Derek Myers, 30, also charged Mr. Santos with breaking the law by hiring him as a volunteer.
Later, a job offer to Mr. Myers was withdrawn, and Mr. Santos expressed his concern over the aide’s wiretapping claims from his earlier work as a journalist to news organization Semafor.
The allegations are the most recent in a string of disputes for Mr. Santos.
The congressman’s office has been contacted by the BBC for comment.
On Friday, Mr. Myers claimed on Twitter that he had reported occurrences he alleges occurred during his brief time working in Mr. Santos’s office to Capitol police and written a letter to the House ethics committee, which can look into possible violations of House rules.
He outlined his accusations against Mr. Santos in a letter that he put online. He claimed that during the end of last month, he received an opportunity to work as the congressman for Long Island’s staff assistant.
Since his election in New York last year, the 34-year-old has come under increasing pressure to quit after he acknowledged to falsifying some of his resume and biography.
Additionally, he is the subject of numerous inquiries into his campaign finances and spending. He has in the past refuted misconduct.
On January 25, Mr. Santos allegedly asked Mr. Myers if he had a profile on the well-known LGBT dating app Grindr. Then, according to Mr. Myers, Mr. Santos allegedly told him that he had a Grindr profile.
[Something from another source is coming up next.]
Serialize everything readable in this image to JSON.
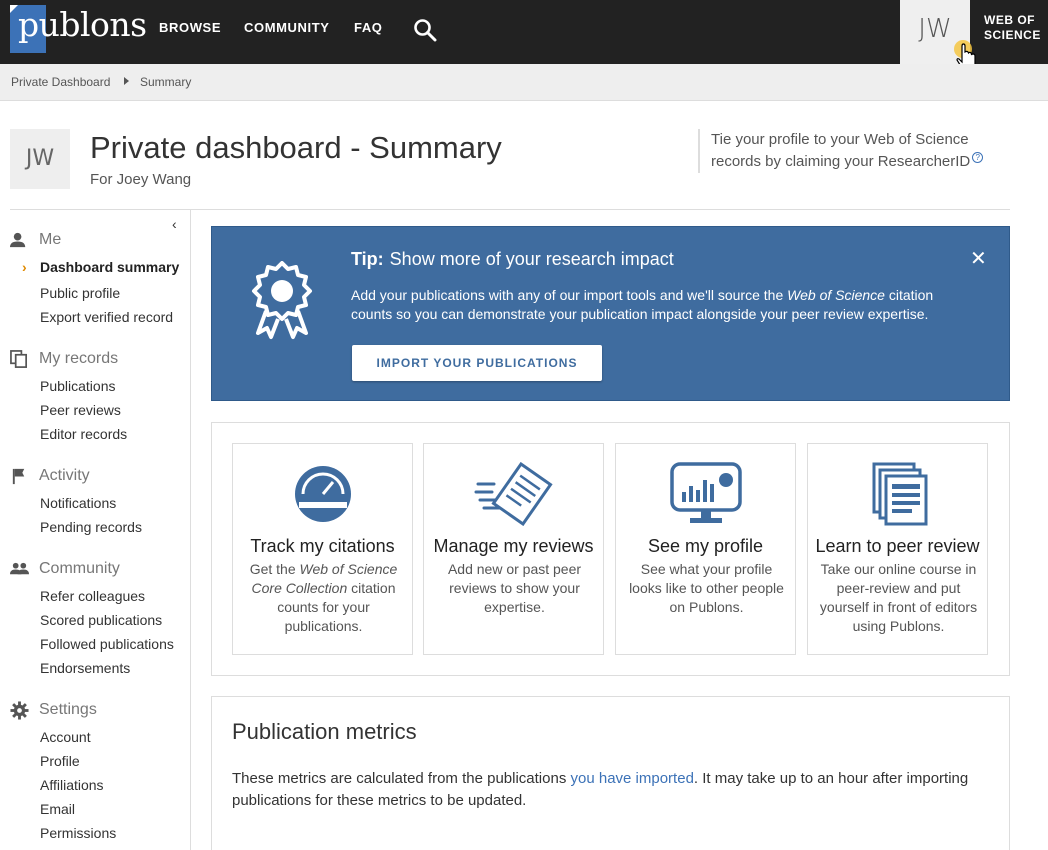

Why is George Santos in trouble and who is he?
On a different occasion that same day, Mr. Myers and Mr. Santos worked together in solitude to sort mail in the congressman’s office.
He demanded that I sit next to him on the sofa and called me “buddy,” Mr. Myers wrote. “I started talking about the mail, but the congressman stopped me by putting his hand on my left leg, just above my knee.”
After declining the congressman’s invitation to go to karaoke, Mr. Myers alleged that the congressman then “took his hand and moved it down my leg into my inner-thigh” and “felt” his groin.
Then, according to Mr. Myers, Mr. Santos allegedly informed him that his husband was out for the evening and extended an invitation to visit.
I hurriedly yanked the mail off the table, moved the congressman’s hand away, and we started talking about constituent contact, Mr. Myers wrote.
According to Mr. Myers, he was working as a “volunteer” at the time of the event because he was waiting for the payroll department to finish his new hire papers. He claimed to have discovered afterwards that this violated House regulations.
Mr. Myers claims that on Monday, January 30, he was brought into Mr. Santos’ office and questioned about his background as a journalist, topics that, according to Mr. Myers, had already been covered before obtaining a job offer.
He was accused of wiretapping last year while working as a journalist in Ohio after disseminating audio of court testimony provided by a source inside the courthouse. The Committee to Protect Journalists has criticized the accusations.
According to Mr. Myers, the case was automatically dismissed under Ohio’s criminal rules of process after no indictment was brought within 60 days after he entered a not guilty plea, according to CBS, the BBC’s US partner.
According to Mr. Myers, his job offer in Mr. Santos’ office was withdrawn on February 1.
Last week, Mr. Santos told Semafor that he anticipated that tapes of the two men’s conversations will be published on a progressive news website because “he’s betrayed the trust that we had in him.” Parts of a chat between the two were published by Talking Points Memo on Friday.
According to Mr. Myers, the House Ethics Committee has not responded to his letter, and the Capitol Police informed him that a report would be available on Monday, according to CBS.
The police and the Ethics Committee, respectively, will, hopefully, appropriately address these issues in due course, according to Mr. Myers.